Each December northern elephant seals heave ashore beaches from Baja to central California after completing another lap of the most demanding mammalian migration on earth. The only animals known to migrate twice annually, the seals have been known to log 13,000 Pacific miles a year. They also dive deep—up to 4,921 feet deep—in search of food.

Elephant seals earned their moniker due to the males’ trunk-like noses, which swell to issue rapid-fire drumbeats of defiance as they vie for territory during winter mating season. Only a lucky few win prime real estate and the ensuing female harems; most are doomed to bachelordom. Males are enormous—up to 16 feet long and 5,000 pounds—so the duels are thunderous affairs. Females are much smaller, 8 to 12 feet long and 1,000 to 2,000 pounds. Año Nuevo State Park boasts the largest mainland colony of northern elephant seals; guided tours are available from December to April. Piedras Blancas, just south of Big Sur near San Simeon, is another big rookery.

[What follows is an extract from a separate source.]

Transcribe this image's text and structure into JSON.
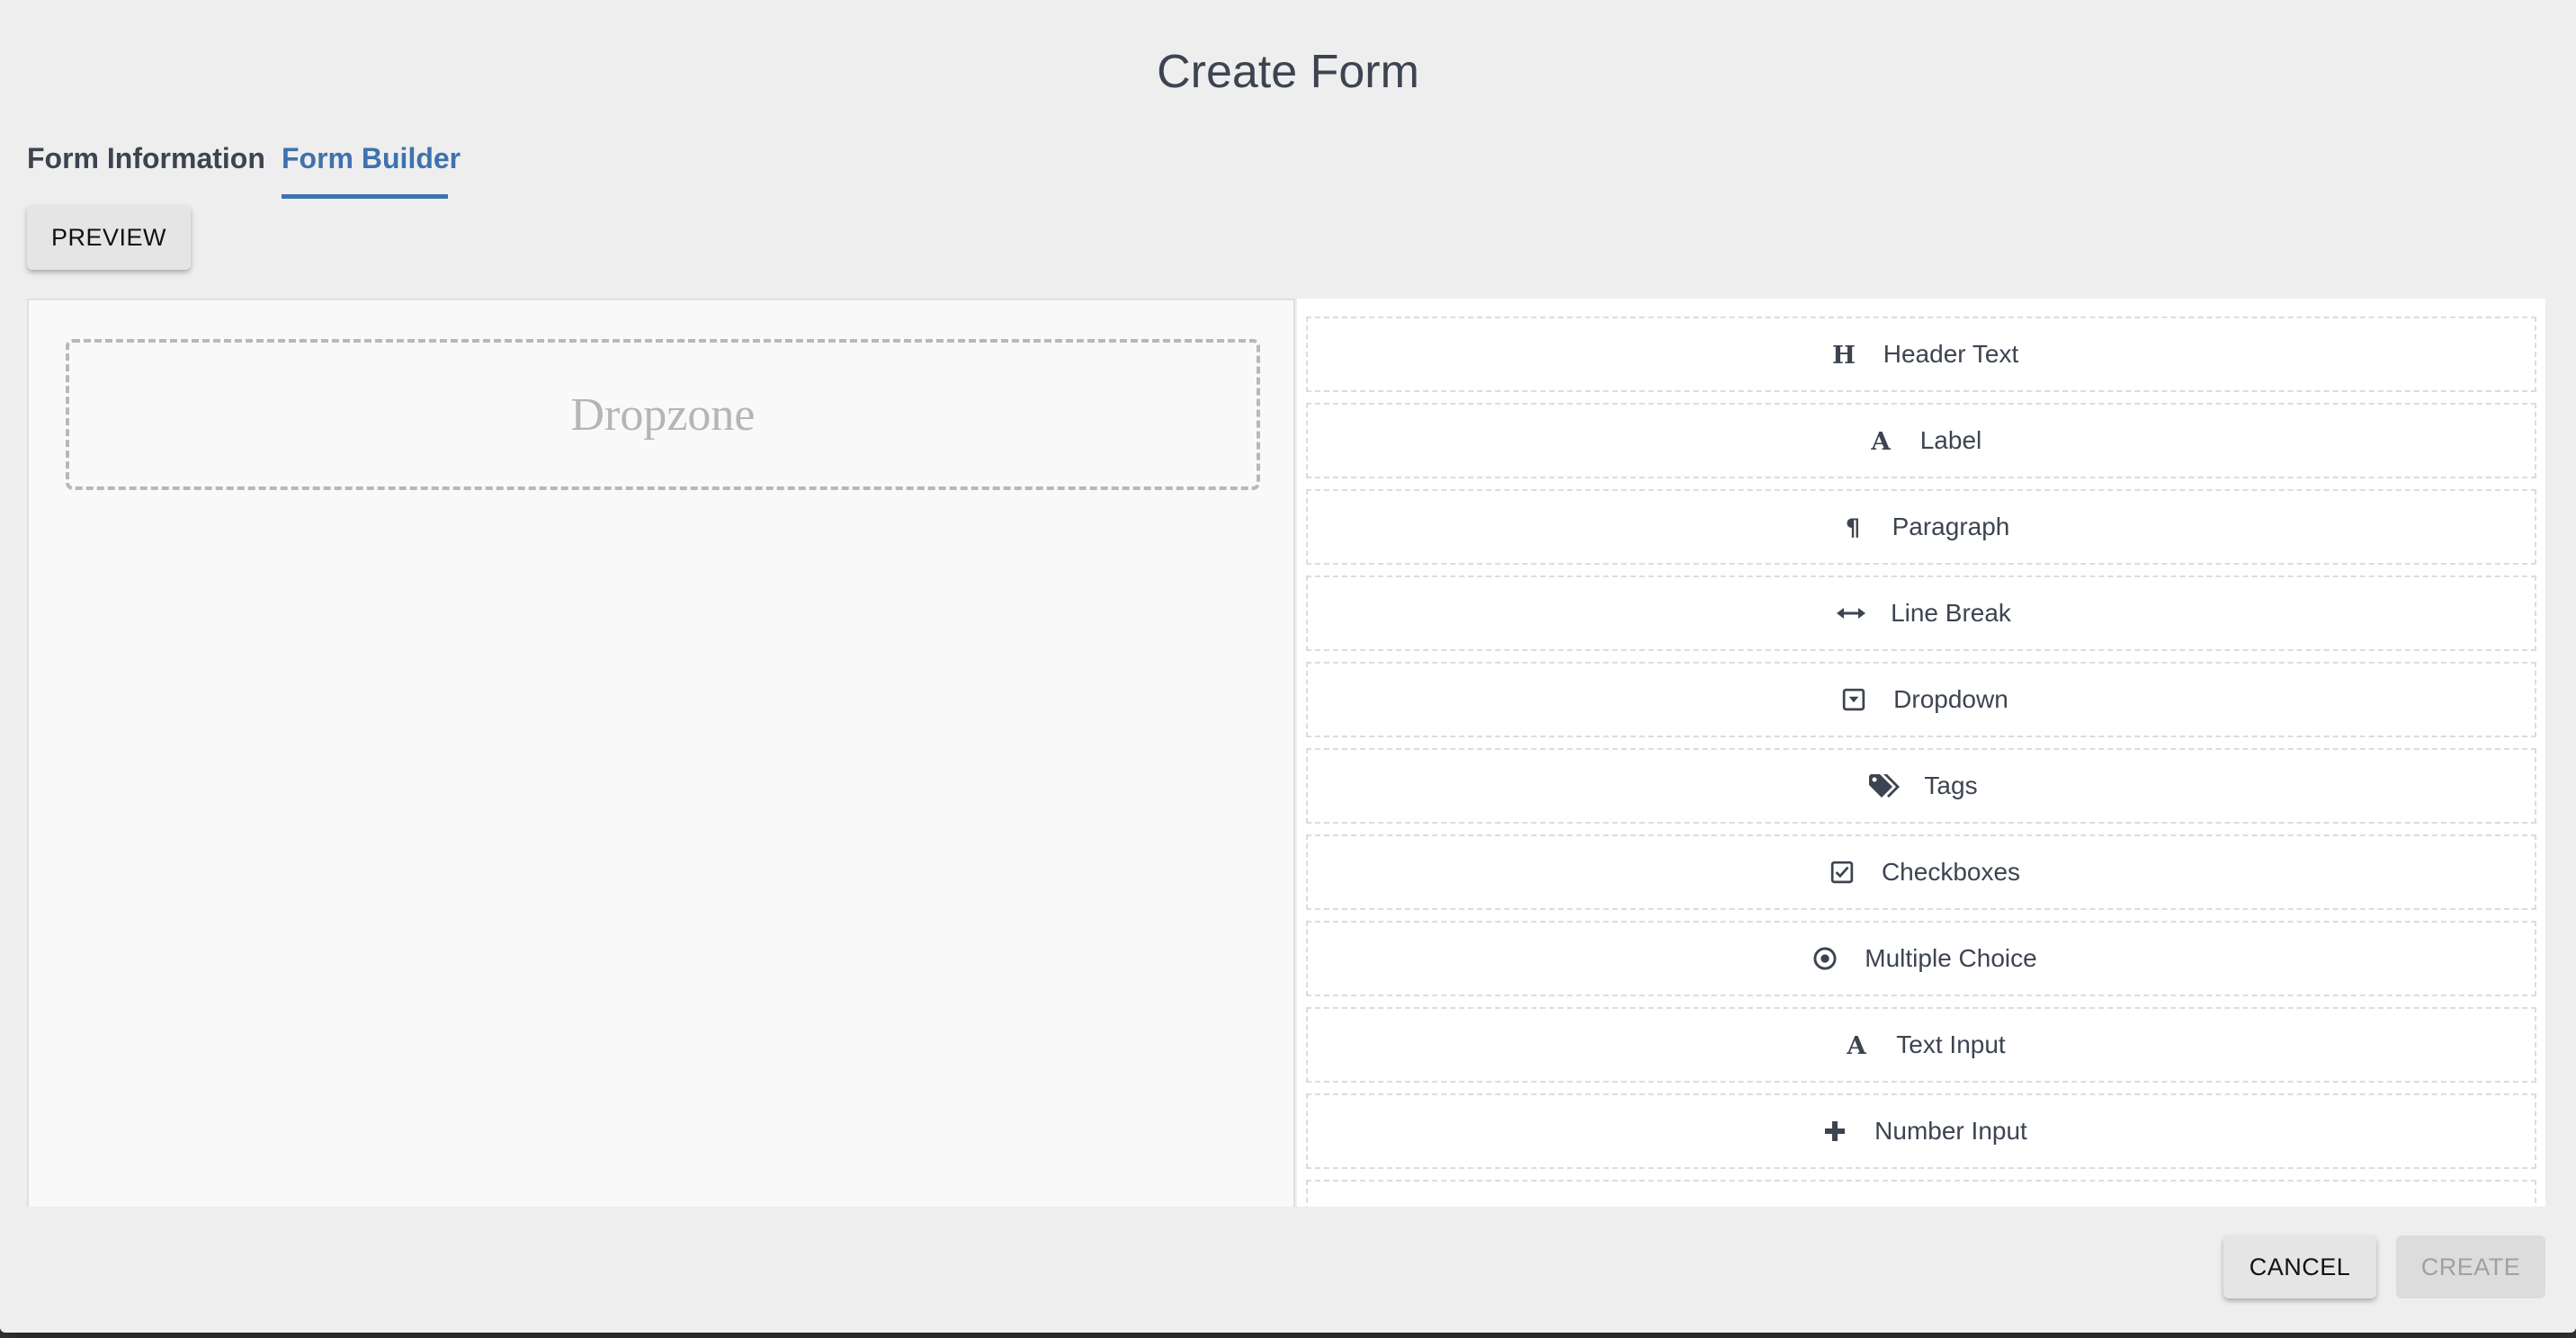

Freaky Fact: Elephant seals replenish their skin and hair cells the extreme way: they molt! The seals return to their mating rookeries every summer to shed skin and fur and replace it with a shiny new coat.

The seals spend most of their migrating time submerged, foraging at around 1,800 feet beneath the ocean’s surface for food and taking only moments to rest between dives. They have been known to stay down for two hours. Due to these serious free diving skills, scientists use Southern elephant seals—the northerners’ Antarctic counterparts—to map the ocean floor, discovering previously unimagined depths. The food must be good down there, because southern elephant seals are the largest in the world, weighing in at 8,800 pounds and reaching 20 feet in length.

—L. Clark Tate